We discuss stochastic processes in the context of Quest for invariance in Step 2.
The theoretical stochastic processes discussed above must be implemented in practice. In order to do so, the most popular numerical techniques are trees and Monte Carlo simulations.
Trees represent a process as an ever-expanding sequence of potential outcomes: the state of the world today will give rise to multiple possible outcomes tomorrow; each of these in turn will give rise to multiple possible outcomes the day after tomorrow, and so on. In general, with trees the number of potential outcomes (or nodes) grows exponentially as the time horizon increases. Instead, with Monte Carlo simulations, the number of possible outcomes, also known as paths, of a stochastic process is kept constant throughout the evolution of the process.
The computationally more costly trees are used when it is important to make decisions along the trajectory of the stochastic process, whereas Monte Carlo is used when only the process distribution is required. Therefore, in the world of risk and portfolio management, trees are used to design dynamic strategies, whereas Monte Carlo is used for risk monitoring purposes, such as value-at-risk computations. In the world, trees are used for instance to price American options, which can be exercised before expiry, whereas Monte Carlo is used to price Asian options, i.e. options on the average value of an underlying instrument over a pre-specified period of time.
Hedging is a clear example where the world and the world interact directly.
Hedging aims to protect the future P&L of a given position from a set of risk factors. Therefore, hedging is a world concept.
In order to determine the amounts of the hedging instruments to buy or sell, we need to compute the sensitivity of the given position and of the hedging instruments to those risk factors.
Such sensitivities are known as the “Greeks”. The most basic Greek is the “delta” of an option written on a given financial instrument, which is the sensitivity of the option to the underlying value. The delta of an option tells the trader how much of the underlying instrument to buy or to sell in order to protect the option from swings in the underlying value.
The Greeks are computed using pricing models from the world and then applied in the world for hedging. Interestingly, those very same world pricing models can be derived based on the world concept of hedging.
We discuss hedging in the context of risk attribution in Section 8a.5.
The world has also moved into the world in the area of statistical arbitrage algorithms. The general steps of this interaction are as follows.

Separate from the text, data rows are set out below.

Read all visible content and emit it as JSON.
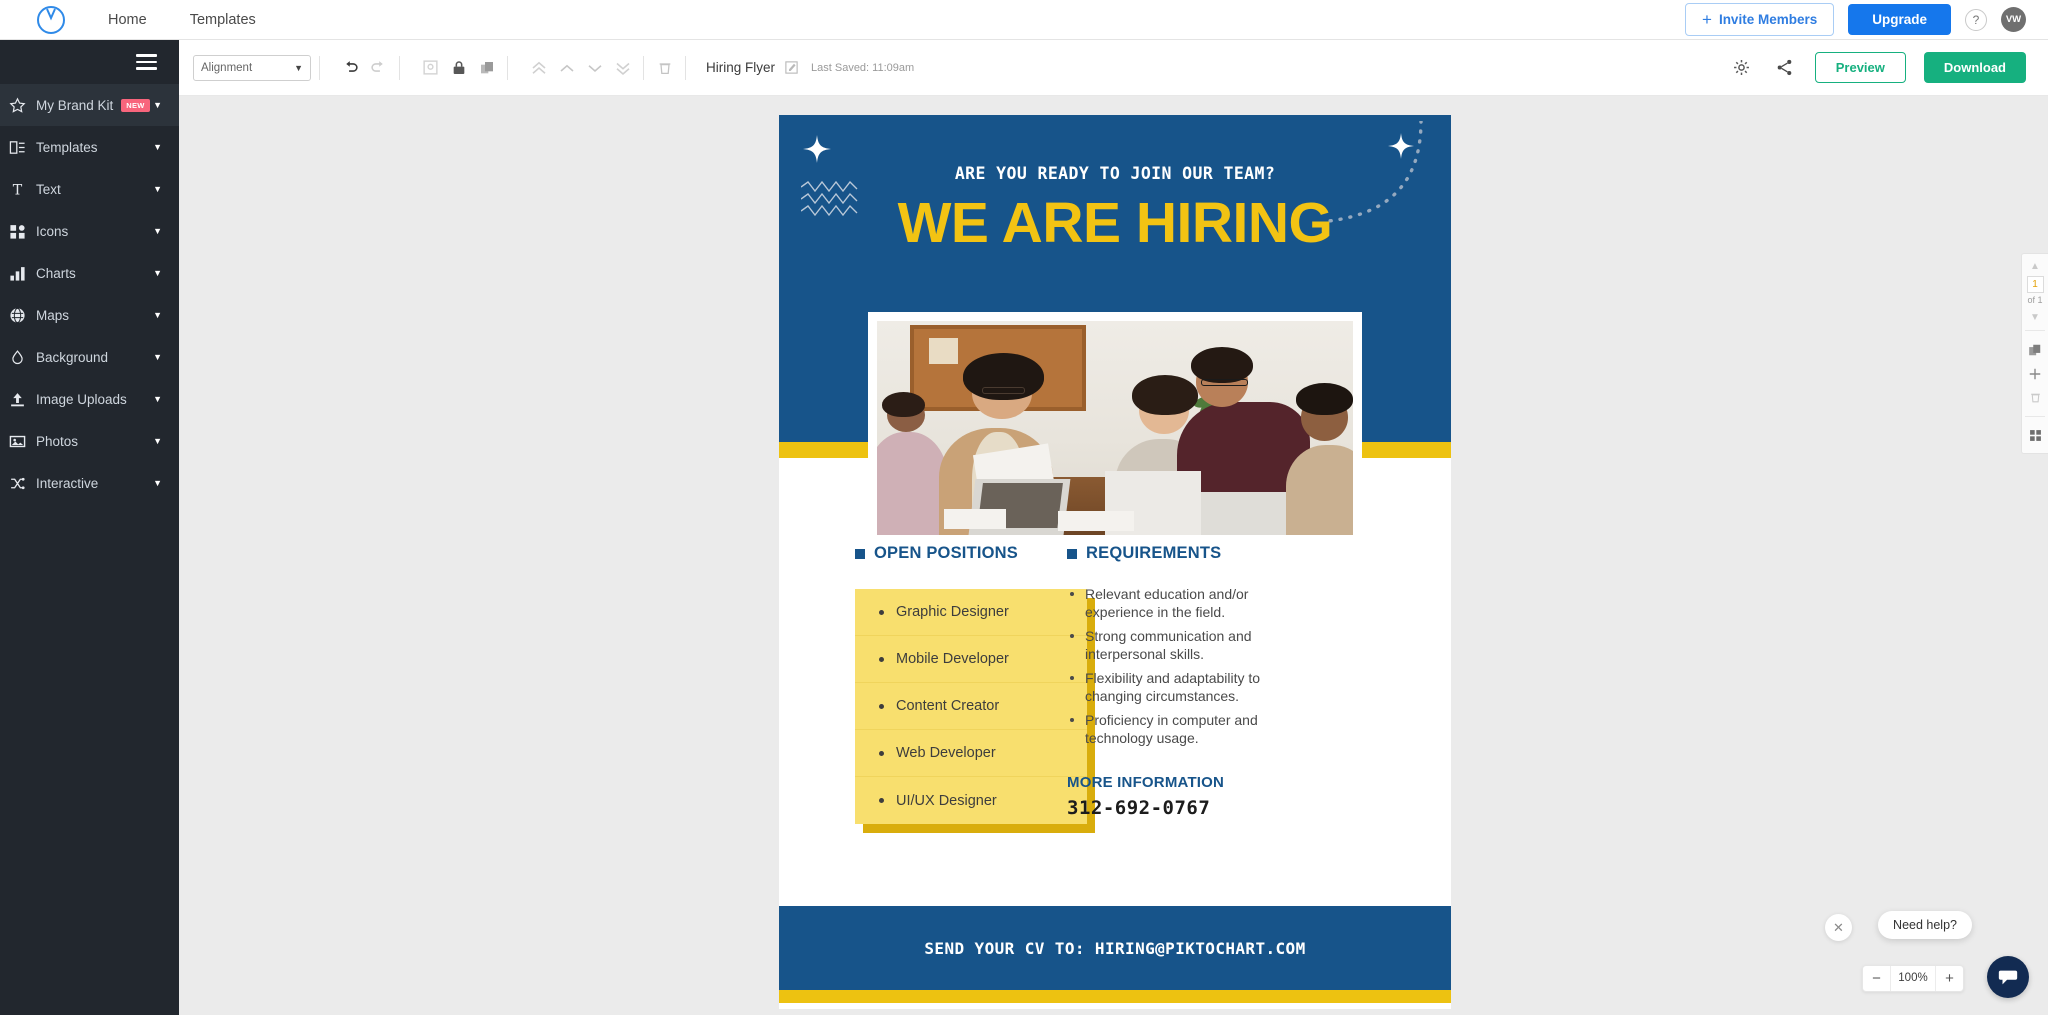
{
  "topnav": {
    "logo_icon": "piktochart-logo-icon",
    "links": [
      {
        "label": "Home"
      },
      {
        "label": "Templates"
      }
    ],
    "invite_label": "Invite Members",
    "invite_plus": "+",
    "upgrade_label": "Upgrade",
    "help_label": "?",
    "avatar_initials": "VW"
  },
  "sidebar": {
    "menu_icon": "hamburger-menu-icon",
    "items": [
      {
        "label": "My Brand Kit",
        "icon": "star-icon",
        "badge": "NEW",
        "active": true
      },
      {
        "label": "Templates",
        "icon": "templates-icon",
        "badge": "",
        "active": false
      },
      {
        "label": "Text",
        "icon": "text-t-icon",
        "badge": "",
        "active": false
      },
      {
        "label": "Icons",
        "icon": "icons-grid-icon",
        "badge": "",
        "active": false
      },
      {
        "label": "Charts",
        "icon": "bar-chart-icon",
        "badge": "",
        "active": false
      },
      {
        "label": "Maps",
        "icon": "globe-icon",
        "badge": "",
        "active": false
      },
      {
        "label": "Background",
        "icon": "droplet-icon",
        "badge": "",
        "active": false
      },
      {
        "label": "Image Uploads",
        "icon": "upload-icon",
        "badge": "",
        "active": false
      },
      {
        "label": "Photos",
        "icon": "photo-icon",
        "badge": "",
        "active": false
      },
      {
        "label": "Interactive",
        "icon": "interactive-icon",
        "badge": "",
        "active": false
      }
    ]
  },
  "toolbar": {
    "alignment_value": "Alignment",
    "icons": [
      "undo-icon",
      "redo-icon",
      "crop-icon",
      "lock-icon",
      "duplicate-icon",
      "bring-to-front-icon",
      "bring-forward-icon",
      "send-backward-icon",
      "send-to-back-icon",
      "delete-icon"
    ],
    "doc_title": "Hiring Flyer",
    "edit_icon": "edit-pencil-icon",
    "last_saved": "Last Saved: 11:09am",
    "settings_icon": "gear-icon",
    "share_icon": "share-icon",
    "preview_label": "Preview",
    "download_label": "Download"
  },
  "flyer": {
    "kicker": "ARE YOU READY TO JOIN OUR TEAM?",
    "title": "WE ARE HIRING",
    "photo_alt": "office-team-meeting-photo",
    "open_positions": {
      "heading": "OPEN POSITIONS",
      "items": [
        "Graphic Designer",
        "Mobile Developer",
        "Content Creator",
        "Web Developer",
        "UI/UX Designer"
      ]
    },
    "requirements": {
      "heading": "REQUIREMENTS",
      "items": [
        "Relevant education and/or experience in the field.",
        "Strong communication and interpersonal skills.",
        "Flexibility and adaptability to changing circumstances.",
        "Proficiency in computer and technology usage."
      ]
    },
    "more_information_label": "MORE INFORMATION",
    "phone": "312-692-0767",
    "footer_text": "SEND YOUR CV TO: HIRING@PIKTOCHART.COM",
    "colors": {
      "blue": "#17548a",
      "yellow": "#edc211",
      "card_yellow": "#f8df6e",
      "card_shadow": "#d9ad0c",
      "title_yellow": "#f2c313"
    }
  },
  "page_panel": {
    "up_arrow": "▲",
    "page_number": "1",
    "page_of": "of 1",
    "down_arrow": "▼",
    "duplicate_icon": "duplicate-page-icon",
    "add_icon": "add-page-icon",
    "delete_icon": "delete-page-icon",
    "grid_icon": "page-grid-icon"
  },
  "footer_controls": {
    "zoom_out": "−",
    "zoom_value": "100%",
    "zoom_in": "+",
    "need_help_label": "Need help?",
    "close_label": "✕",
    "chat_icon": "chat-bubble-icon"
  }
}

First, models (or other tools) are used to identify misalignments between the values of financial instruments today. Second, one assumes that the misaligned values will eventually converge to the values indicated by the models. Therefore, a potential expected return in the real world, or “alpha”, is identified as the difference between the indicated values (the future, “fair” value) and the current misaligned values. Third, if the alpha is positive, a long position is set up, i.e. the misaligned instruments are bought, in the expectation that they will reach their higher fair value and thus realize a profit; if the alpha is negative, a short position is set up, i.e. the misaligned instruments are sold.
We discuss statistical arbitrage in the context of cointegration in Section 2.8.
Historically, sell-side market makers have implemented algorithms to provide liquidity to the market, while charging a premium for their sell-side services. On the other hand, buy-side high-frequency traders have implemented algorithms that efficiently execute orders, absorbing liquidity and delivering profits.
More recently, the distinction between sell-side and buy-side has become blurry, as the two groups are becoming competitors.
We discuss algorithmic trading in the context of optimal execution in Chapter 10.